DESCRIPTION OF THE TASK:
Please report, as a single number, how many lines in the entries include the string "kind".

Excerpts from an interface dataset

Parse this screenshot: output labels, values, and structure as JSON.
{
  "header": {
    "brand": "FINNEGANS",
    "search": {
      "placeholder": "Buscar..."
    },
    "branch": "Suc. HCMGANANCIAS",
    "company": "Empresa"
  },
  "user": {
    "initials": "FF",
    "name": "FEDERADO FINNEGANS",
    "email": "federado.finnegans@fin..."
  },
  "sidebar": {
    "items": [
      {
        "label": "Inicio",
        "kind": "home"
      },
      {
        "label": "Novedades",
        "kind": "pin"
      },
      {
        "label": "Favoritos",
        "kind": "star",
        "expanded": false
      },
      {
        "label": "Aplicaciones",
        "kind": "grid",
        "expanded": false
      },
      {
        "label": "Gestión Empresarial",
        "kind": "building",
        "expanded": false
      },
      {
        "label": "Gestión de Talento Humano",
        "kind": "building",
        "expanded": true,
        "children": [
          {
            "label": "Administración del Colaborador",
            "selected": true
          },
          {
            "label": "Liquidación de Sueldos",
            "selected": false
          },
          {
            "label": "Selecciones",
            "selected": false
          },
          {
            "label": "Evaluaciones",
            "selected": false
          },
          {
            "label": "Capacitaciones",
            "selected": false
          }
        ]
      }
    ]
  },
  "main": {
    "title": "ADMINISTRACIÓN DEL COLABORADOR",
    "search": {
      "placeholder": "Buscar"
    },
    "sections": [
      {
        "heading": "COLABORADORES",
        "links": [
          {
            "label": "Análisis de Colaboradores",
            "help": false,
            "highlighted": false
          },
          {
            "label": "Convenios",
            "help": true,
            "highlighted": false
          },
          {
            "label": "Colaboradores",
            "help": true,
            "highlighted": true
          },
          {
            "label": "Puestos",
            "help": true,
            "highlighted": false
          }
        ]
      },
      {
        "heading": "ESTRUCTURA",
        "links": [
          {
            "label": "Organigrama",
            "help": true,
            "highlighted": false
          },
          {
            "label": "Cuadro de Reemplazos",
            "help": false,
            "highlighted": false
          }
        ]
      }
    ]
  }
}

ANSWER SECTION:
6